Albert and I got married when I was 16 and he was 18. My parents weren't really happy that I chose him. Mother said years later that she and Father had made a mistake in not wanting me to marry Albert. They had the wedding at our home, but weren't happy. Albert stuttered and back in those days they tought if you couldn't talk right, you couldn't learn. I am glad times have changed. Over the years Albert got over the stutter, but still talks soft and a bit slower than most. Albert didn't learn to read until he was in his 60's. School just passed him over, but he did know farming and building. He still figures how much lumber they need for Jean's house, how much nails, etc. Because Jean asked, he will lead the building of her house. He said hers would be the last that he leads, but he's said that before.
Albert and I had 12 children-10 are still living. We have 83 grandchildren, 111 great grandchildren with two on the way and five great great-grandchildren.. Before you ask, this includes Michel and Edward, Jean and David's son and almost son plus David Jr. and Susan. All live close by except two of our sons and their children live out of state. We do have large family picnics.
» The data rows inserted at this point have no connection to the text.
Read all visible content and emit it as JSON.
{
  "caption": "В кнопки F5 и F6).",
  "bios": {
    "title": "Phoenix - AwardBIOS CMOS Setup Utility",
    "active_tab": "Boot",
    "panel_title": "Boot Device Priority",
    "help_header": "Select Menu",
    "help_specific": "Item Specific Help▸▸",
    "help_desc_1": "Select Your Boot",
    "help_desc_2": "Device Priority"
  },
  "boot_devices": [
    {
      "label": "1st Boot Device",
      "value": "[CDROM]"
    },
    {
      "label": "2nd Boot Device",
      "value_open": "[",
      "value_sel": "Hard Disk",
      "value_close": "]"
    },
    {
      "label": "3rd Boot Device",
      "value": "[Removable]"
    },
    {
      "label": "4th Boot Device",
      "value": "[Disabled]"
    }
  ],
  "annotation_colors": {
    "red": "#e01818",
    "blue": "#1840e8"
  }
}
Well I guess I told you most of my life. We've had a lot of great times and hard times, but the Lord has led us through. Am I glad we have electric, indoor plumbing, gas tractors and more-I sure am. But I never missed what we didn't have-until I got it.